The Sun’s Bride
The Eastern Mediterranean, 246 BC. The Rhodian warship Atalanta and her naked crew (that got your attention) come across and destroy a pirate ship. The Atalanta’s helmsman, Isokrates, is in temporary command, and is pleased not only with this victory but also with the discovery that the prisoners that he has rescued from the pirates include the beautiful, wealthy, and cultured Dionysia. Dionysia is carrying a secret that, when revealed, will plunge Isokrates and the republic of Rhodes into great danger.
War and politics interact with other pressures upon Isokrates: his ambition to make his way in the world as a sea officer, and his estrangement from his elderly father arising from a family tragedy years before.
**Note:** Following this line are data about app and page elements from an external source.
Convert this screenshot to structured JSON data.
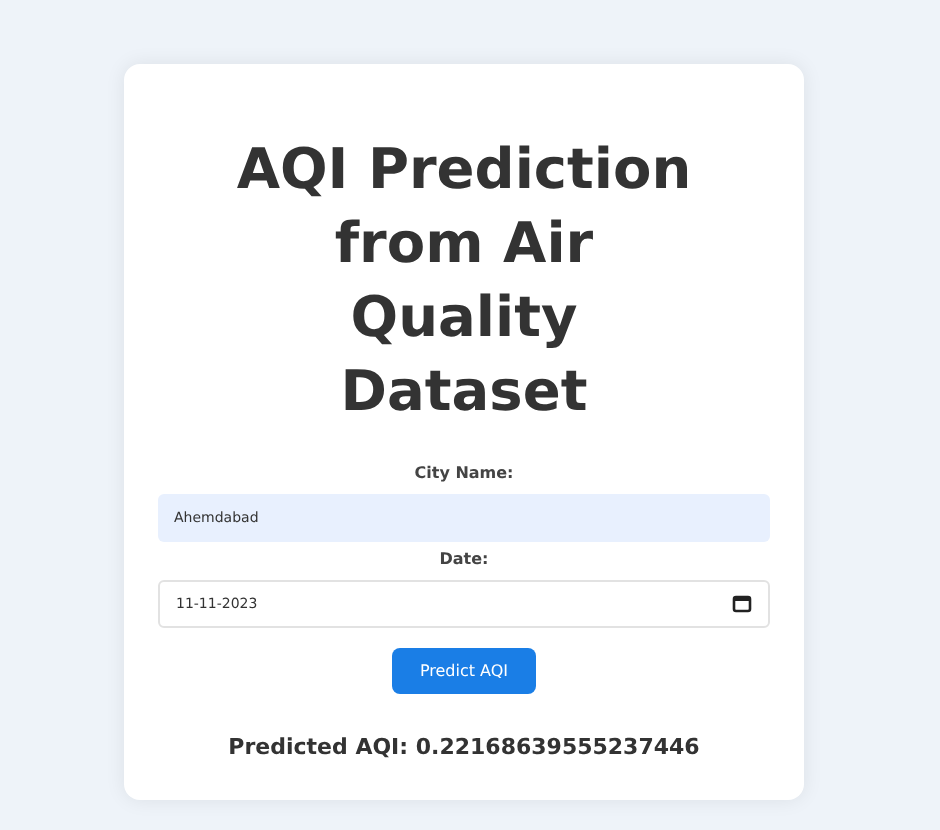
{
  "title": "AQI Prediction from Air Quality Dataset",
  "fields": [
    {
      "kind": "text",
      "label": "City Name:",
      "value": "Ahemdabad"
    },
    {
      "kind": "date",
      "label": "Date:",
      "value": "11-11-2023"
    }
  ],
  "button": "Predict AQI",
  "result": "Predicted AQI: 0.22168639555237446"
}
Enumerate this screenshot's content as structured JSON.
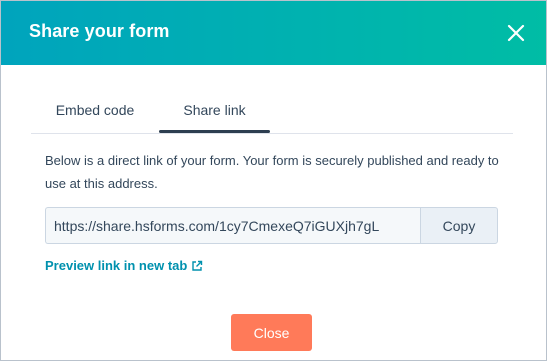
{
  "dialog": {
    "title": "Share your form",
    "close_icon": "close-icon"
  },
  "tabs": [
    {
      "label": "Embed code",
      "active": false
    },
    {
      "label": "Share link",
      "active": true
    }
  ],
  "description": "Below is a direct link of your form. Your form is securely published and ready to use at this address.",
  "share_link": {
    "url": "https://share.hsforms.com/1cy7CmexeQ7iGUXjh7gL",
    "copy_label": "Copy"
  },
  "preview": {
    "label": "Preview link in new tab",
    "icon": "external-link-icon"
  },
  "footer": {
    "close_label": "Close"
  },
  "colors": {
    "header_gradient_start": "#00a4bd",
    "header_gradient_end": "#00bda5",
    "link": "#0091ae",
    "primary_button": "#ff7a59",
    "text": "#33475b"
  }
}
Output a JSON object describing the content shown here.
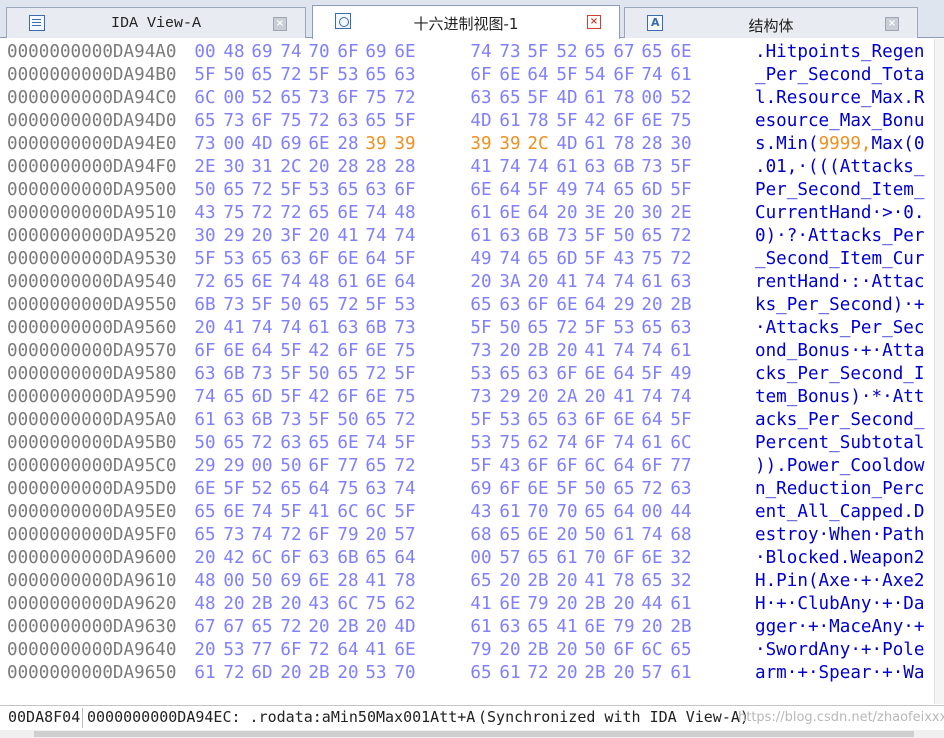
{
  "tabs": [
    {
      "label": "IDA View-A",
      "icon": "listing-icon",
      "active": false
    },
    {
      "label": "十六进制视图-1",
      "icon": "hex-view-icon",
      "active": true
    },
    {
      "label": "结构体",
      "icon": "structures-icon",
      "active": false
    }
  ],
  "close_glyph": "×",
  "hex_view": {
    "colors": {
      "address": "#7b7b7b",
      "bytes": "#8080ff",
      "highlight": "#f09020",
      "ascii": "#0000cc"
    },
    "rows": [
      {
        "address": "0000000000DA94A0",
        "bytes": [
          "00",
          "48",
          "69",
          "74",
          "70",
          "6F",
          "69",
          "6E",
          "74",
          "73",
          "5F",
          "52",
          "65",
          "67",
          "65",
          "6E"
        ],
        "ascii": ".Hitpoints_Regen"
      },
      {
        "address": "0000000000DA94B0",
        "bytes": [
          "5F",
          "50",
          "65",
          "72",
          "5F",
          "53",
          "65",
          "63",
          "6F",
          "6E",
          "64",
          "5F",
          "54",
          "6F",
          "74",
          "61"
        ],
        "ascii": "_Per_Second_Tota"
      },
      {
        "address": "0000000000DA94C0",
        "bytes": [
          "6C",
          "00",
          "52",
          "65",
          "73",
          "6F",
          "75",
          "72",
          "63",
          "65",
          "5F",
          "4D",
          "61",
          "78",
          "00",
          "52"
        ],
        "ascii": "l.Resource_Max.R"
      },
      {
        "address": "0000000000DA94D0",
        "bytes": [
          "65",
          "73",
          "6F",
          "75",
          "72",
          "63",
          "65",
          "5F",
          "4D",
          "61",
          "78",
          "5F",
          "42",
          "6F",
          "6E",
          "75"
        ],
        "ascii": "esource_Max_Bonu"
      },
      {
        "address": "0000000000DA94E0",
        "bytes": [
          "73",
          "00",
          "4D",
          "69",
          "6E",
          "28",
          "39",
          "39",
          "39",
          "39",
          "2C",
          "4D",
          "61",
          "78",
          "28",
          "30"
        ],
        "ascii": "s.Min(9999,Max(0",
        "highlight": [
          6,
          7,
          8,
          9,
          10
        ],
        "ascii_highlight": [
          6,
          11
        ]
      },
      {
        "address": "0000000000DA94F0",
        "bytes": [
          "2E",
          "30",
          "31",
          "2C",
          "20",
          "28",
          "28",
          "28",
          "41",
          "74",
          "74",
          "61",
          "63",
          "6B",
          "73",
          "5F"
        ],
        "ascii": ".01,·(((Attacks_"
      },
      {
        "address": "0000000000DA9500",
        "bytes": [
          "50",
          "65",
          "72",
          "5F",
          "53",
          "65",
          "63",
          "6F",
          "6E",
          "64",
          "5F",
          "49",
          "74",
          "65",
          "6D",
          "5F"
        ],
        "ascii": "Per_Second_Item_"
      },
      {
        "address": "0000000000DA9510",
        "bytes": [
          "43",
          "75",
          "72",
          "72",
          "65",
          "6E",
          "74",
          "48",
          "61",
          "6E",
          "64",
          "20",
          "3E",
          "20",
          "30",
          "2E"
        ],
        "ascii": "CurrentHand·>·0."
      },
      {
        "address": "0000000000DA9520",
        "bytes": [
          "30",
          "29",
          "20",
          "3F",
          "20",
          "41",
          "74",
          "74",
          "61",
          "63",
          "6B",
          "73",
          "5F",
          "50",
          "65",
          "72"
        ],
        "ascii": "0)·?·Attacks_Per"
      },
      {
        "address": "0000000000DA9530",
        "bytes": [
          "5F",
          "53",
          "65",
          "63",
          "6F",
          "6E",
          "64",
          "5F",
          "49",
          "74",
          "65",
          "6D",
          "5F",
          "43",
          "75",
          "72"
        ],
        "ascii": "_Second_Item_Cur"
      },
      {
        "address": "0000000000DA9540",
        "bytes": [
          "72",
          "65",
          "6E",
          "74",
          "48",
          "61",
          "6E",
          "64",
          "20",
          "3A",
          "20",
          "41",
          "74",
          "74",
          "61",
          "63"
        ],
        "ascii": "rentHand·:·Attac"
      },
      {
        "address": "0000000000DA9550",
        "bytes": [
          "6B",
          "73",
          "5F",
          "50",
          "65",
          "72",
          "5F",
          "53",
          "65",
          "63",
          "6F",
          "6E",
          "64",
          "29",
          "20",
          "2B"
        ],
        "ascii": "ks_Per_Second)·+"
      },
      {
        "address": "0000000000DA9560",
        "bytes": [
          "20",
          "41",
          "74",
          "74",
          "61",
          "63",
          "6B",
          "73",
          "5F",
          "50",
          "65",
          "72",
          "5F",
          "53",
          "65",
          "63"
        ],
        "ascii": "·Attacks_Per_Sec"
      },
      {
        "address": "0000000000DA9570",
        "bytes": [
          "6F",
          "6E",
          "64",
          "5F",
          "42",
          "6F",
          "6E",
          "75",
          "73",
          "20",
          "2B",
          "20",
          "41",
          "74",
          "74",
          "61"
        ],
        "ascii": "ond_Bonus·+·Atta"
      },
      {
        "address": "0000000000DA9580",
        "bytes": [
          "63",
          "6B",
          "73",
          "5F",
          "50",
          "65",
          "72",
          "5F",
          "53",
          "65",
          "63",
          "6F",
          "6E",
          "64",
          "5F",
          "49"
        ],
        "ascii": "cks_Per_Second_I"
      },
      {
        "address": "0000000000DA9590",
        "bytes": [
          "74",
          "65",
          "6D",
          "5F",
          "42",
          "6F",
          "6E",
          "75",
          "73",
          "29",
          "20",
          "2A",
          "20",
          "41",
          "74",
          "74"
        ],
        "ascii": "tem_Bonus)·*·Att"
      },
      {
        "address": "0000000000DA95A0",
        "bytes": [
          "61",
          "63",
          "6B",
          "73",
          "5F",
          "50",
          "65",
          "72",
          "5F",
          "53",
          "65",
          "63",
          "6F",
          "6E",
          "64",
          "5F"
        ],
        "ascii": "acks_Per_Second_"
      },
      {
        "address": "0000000000DA95B0",
        "bytes": [
          "50",
          "65",
          "72",
          "63",
          "65",
          "6E",
          "74",
          "5F",
          "53",
          "75",
          "62",
          "74",
          "6F",
          "74",
          "61",
          "6C"
        ],
        "ascii": "Percent_Subtotal"
      },
      {
        "address": "0000000000DA95C0",
        "bytes": [
          "29",
          "29",
          "00",
          "50",
          "6F",
          "77",
          "65",
          "72",
          "5F",
          "43",
          "6F",
          "6F",
          "6C",
          "64",
          "6F",
          "77"
        ],
        "ascii": ")).Power_Cooldow"
      },
      {
        "address": "0000000000DA95D0",
        "bytes": [
          "6E",
          "5F",
          "52",
          "65",
          "64",
          "75",
          "63",
          "74",
          "69",
          "6F",
          "6E",
          "5F",
          "50",
          "65",
          "72",
          "63"
        ],
        "ascii": "n_Reduction_Perc"
      },
      {
        "address": "0000000000DA95E0",
        "bytes": [
          "65",
          "6E",
          "74",
          "5F",
          "41",
          "6C",
          "6C",
          "5F",
          "43",
          "61",
          "70",
          "70",
          "65",
          "64",
          "00",
          "44"
        ],
        "ascii": "ent_All_Capped.D"
      },
      {
        "address": "0000000000DA95F0",
        "bytes": [
          "65",
          "73",
          "74",
          "72",
          "6F",
          "79",
          "20",
          "57",
          "68",
          "65",
          "6E",
          "20",
          "50",
          "61",
          "74",
          "68"
        ],
        "ascii": "estroy·When·Path"
      },
      {
        "address": "0000000000DA9600",
        "bytes": [
          "20",
          "42",
          "6C",
          "6F",
          "63",
          "6B",
          "65",
          "64",
          "00",
          "57",
          "65",
          "61",
          "70",
          "6F",
          "6E",
          "32"
        ],
        "ascii": "·Blocked.Weapon2"
      },
      {
        "address": "0000000000DA9610",
        "bytes": [
          "48",
          "00",
          "50",
          "69",
          "6E",
          "28",
          "41",
          "78",
          "65",
          "20",
          "2B",
          "20",
          "41",
          "78",
          "65",
          "32"
        ],
        "ascii": "H.Pin(Axe·+·Axe2"
      },
      {
        "address": "0000000000DA9620",
        "bytes": [
          "48",
          "20",
          "2B",
          "20",
          "43",
          "6C",
          "75",
          "62",
          "41",
          "6E",
          "79",
          "20",
          "2B",
          "20",
          "44",
          "61"
        ],
        "ascii": "H·+·ClubAny·+·Da"
      },
      {
        "address": "0000000000DA9630",
        "bytes": [
          "67",
          "67",
          "65",
          "72",
          "20",
          "2B",
          "20",
          "4D",
          "61",
          "63",
          "65",
          "41",
          "6E",
          "79",
          "20",
          "2B"
        ],
        "ascii": "gger·+·MaceAny·+"
      },
      {
        "address": "0000000000DA9640",
        "bytes": [
          "20",
          "53",
          "77",
          "6F",
          "72",
          "64",
          "41",
          "6E",
          "79",
          "20",
          "2B",
          "20",
          "50",
          "6F",
          "6C",
          "65"
        ],
        "ascii": "·SwordAny·+·Pole"
      },
      {
        "address": "0000000000DA9650",
        "bytes": [
          "61",
          "72",
          "6D",
          "20",
          "2B",
          "20",
          "53",
          "70",
          "65",
          "61",
          "72",
          "20",
          "2B",
          "20",
          "57",
          "61"
        ],
        "ascii": "arm·+·Spear·+·Wa"
      }
    ]
  },
  "status": {
    "offset": "00DA8F04",
    "location": "0000000000DA94EC: .rodata:aMin50Max001Att+A",
    "sync": "(Synchronized with IDA View-A)",
    "watermark": "https://blog.csdn.net/zhaofeixxx"
  }
}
At the risk of an angry letter from the author, I always think of Gillian Bradshaw’s novels as ripping yarns with class. The Sun’s Bride moves at a fast, almost breathless pace, and I mean that as praise, and the cultural and political background are worked in expertly as well. Isokrates does occasionally come out with opinions more likely to be heard from an early-21st-century Western liberal, but most of the time he is credibly tough and driven.
At the end, all the threads of the story have been resolved, if not entirely in the way that the characters would have wanted.
Gillian Bradshaw has done her research, which she outlines in an Author’s Note, and here’s an author who does know that ancient galleys were not rowed by slaves, for example. It is surprising, then, that on page 66, there is a mention of tacking (sailing against the wind), which wasn’t practical until the invention of the lateen sail at a later period.
This novel is highly recommended, and if you haven’t read Gillian Bradshaw, try her Island of Ghosts as well.